Everybody loves Brandon McCarthy. He’s great on twitter and understands and/or embraces advanced statistics and seems like an all-around swell dude. He just signed a two-year, $15 Mil deal with the Arizona Diamondbacks and every team blogger is super bummed, as 28 other teams wished their team will brought McCarthy into the fold.
After a horrific injury cut his season short in 2012, Brandon McCarthy represents a good cheap buy for an opportunistic GM like Kevin Towers in Arizona. Considering McCarthy pitched to a 2.86 FIP in 2011, signing him for the same dollars and years as Joe Blanton looks like a major bargain. Except for one, unavoidable thing: he is a huge risk for any team.
That Brandon McCarthy got even two years is something of a surprise. Brandon McCarthy, for all his exploits as one of the more cererbral and engagaing players in the league, is basically always hurt. Since 2008, McCarthy has not even made 70 starts. Shoulder troubles limited him 2012, 2011, and 2010. A sore forearm kept him out of most of 2008.
It is difficult to consider the track record of Brandon McCarthy as he all but re-invented himself ahead of the 2011 season. Studying Pitch f/x and sabremetric principles caused McCarthy to all but ditch his four seamer, looking instead to limit home runs and walks while emphasizing ground balls by instituting a cutter/sinker approach in lieu of a more tradition attack.
As such, Brandon McCarthy’s struggles to be anything more than a league-average pitcher in his distant past don’t really inform his future in Arizona. Of greater concern to fans of the Diamondbacks are the everpresent health concerns and the dramatic shift in pitching environments when moving from Oakland to Arizona.
Home runs come fast and furious at superheated Chase Field in Phoenix, not to mention stepping down the quality of the defense behind him, as Keith Law points out ($). By that same token, the upcoming reunion with former A’s teammate Trevor Cahill shows that a good groundball pitcher can transition from the vast expanses for O.co without much strain. Cahill actually lowered his home run rate in 2012 and increased his already stellar ground ball rate, posting the best numbers of his career after moving the NL West.

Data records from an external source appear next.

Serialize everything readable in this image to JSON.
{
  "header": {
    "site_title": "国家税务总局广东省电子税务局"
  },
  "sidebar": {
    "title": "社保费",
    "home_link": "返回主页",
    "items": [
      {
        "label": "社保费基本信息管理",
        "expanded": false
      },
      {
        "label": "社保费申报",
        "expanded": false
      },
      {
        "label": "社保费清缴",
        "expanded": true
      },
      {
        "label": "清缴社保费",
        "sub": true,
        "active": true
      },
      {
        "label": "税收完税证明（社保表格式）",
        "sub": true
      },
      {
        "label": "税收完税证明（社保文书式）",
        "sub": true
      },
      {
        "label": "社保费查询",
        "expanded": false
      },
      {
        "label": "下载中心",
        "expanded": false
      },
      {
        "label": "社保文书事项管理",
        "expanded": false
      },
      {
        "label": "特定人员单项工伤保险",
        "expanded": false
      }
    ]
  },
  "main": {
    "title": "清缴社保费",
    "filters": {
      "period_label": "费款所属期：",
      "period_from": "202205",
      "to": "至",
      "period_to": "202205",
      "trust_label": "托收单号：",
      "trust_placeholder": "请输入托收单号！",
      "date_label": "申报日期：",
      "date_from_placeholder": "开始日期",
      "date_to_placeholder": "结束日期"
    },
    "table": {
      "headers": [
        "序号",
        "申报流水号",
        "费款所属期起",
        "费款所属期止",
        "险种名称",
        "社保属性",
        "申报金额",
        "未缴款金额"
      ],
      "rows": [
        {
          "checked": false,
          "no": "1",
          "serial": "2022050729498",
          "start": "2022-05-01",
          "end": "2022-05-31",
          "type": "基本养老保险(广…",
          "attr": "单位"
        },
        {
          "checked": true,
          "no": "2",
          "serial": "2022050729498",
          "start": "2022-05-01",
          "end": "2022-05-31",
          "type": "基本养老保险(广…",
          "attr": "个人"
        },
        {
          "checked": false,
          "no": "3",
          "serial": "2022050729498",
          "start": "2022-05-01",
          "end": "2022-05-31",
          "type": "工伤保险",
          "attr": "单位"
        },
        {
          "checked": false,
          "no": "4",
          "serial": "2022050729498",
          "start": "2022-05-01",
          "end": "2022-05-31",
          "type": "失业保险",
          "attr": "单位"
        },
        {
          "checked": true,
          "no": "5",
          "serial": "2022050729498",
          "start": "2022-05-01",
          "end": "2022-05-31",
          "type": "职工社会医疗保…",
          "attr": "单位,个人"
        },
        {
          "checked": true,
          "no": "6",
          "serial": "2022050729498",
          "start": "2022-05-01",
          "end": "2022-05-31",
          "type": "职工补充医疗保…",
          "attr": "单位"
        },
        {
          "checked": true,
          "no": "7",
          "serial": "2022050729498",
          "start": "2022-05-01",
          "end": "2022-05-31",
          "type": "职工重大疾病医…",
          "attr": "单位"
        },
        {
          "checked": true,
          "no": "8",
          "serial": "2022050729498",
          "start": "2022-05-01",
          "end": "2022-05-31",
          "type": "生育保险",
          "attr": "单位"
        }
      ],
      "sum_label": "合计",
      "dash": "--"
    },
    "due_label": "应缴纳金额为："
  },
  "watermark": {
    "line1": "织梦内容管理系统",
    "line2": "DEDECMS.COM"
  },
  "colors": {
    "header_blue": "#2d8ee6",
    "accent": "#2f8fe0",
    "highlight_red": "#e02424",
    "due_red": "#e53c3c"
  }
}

Arizona may well be the best possible landing spot for McCarthy. The Diamondbacks have enough depth in their starting rotation that they don’t need to rely on the 6’7 righty to make 35 starts. Ian Kennedy, the aforementioned Cahill, Rookie of the Year runner-up Wade Miley, and the youthful trio of Trevor Bauer, Tyler Skaggs, and Patrick Corbin are all viable options, not to mention 2011 standout Daniel Hudson, due to return from elbow surgery later in the year.
The three young pitchers provide injury insurance as well as trade fodder for a team desperate to upgrade its shortstop position while dangling its most attractive trade chip in Justin Upton. The Diamondbacks are not going to let the incumbent Giants and free-spending Dodgers run away and hide in the NL West, and the bounty of hurlers gives them plenty of ammo in this arms race.
As GM Towers told Nick Piecoro of the Arizona Republic today, “if we get 150 to 170 innings out of him with the pitching depth that we have, we should be in a good place.” The Diamondbacks are in the enviable position to allow Skaggs, Bauer, and Corbain fight it out for the fifth spot, secure in the knowledge that any of the three could be called on to spell McCarthy should his troublesome shoulder flare up again.
Two years is a risk for a pitcher with the track record of McCarthy but one the Diamondbacks can afford to take. If healthy, he provides them with more innings comparable to the best on their staff. If injuries hold him back, they can take what they get from the King of Twitter without overextending themselves financially. And that’s what it is all about, right? Not winning the World Series and adding excellent pitcher – making sure each and every transaction nets a marginal surplus value for the corporate ownership. It’s the name of the game!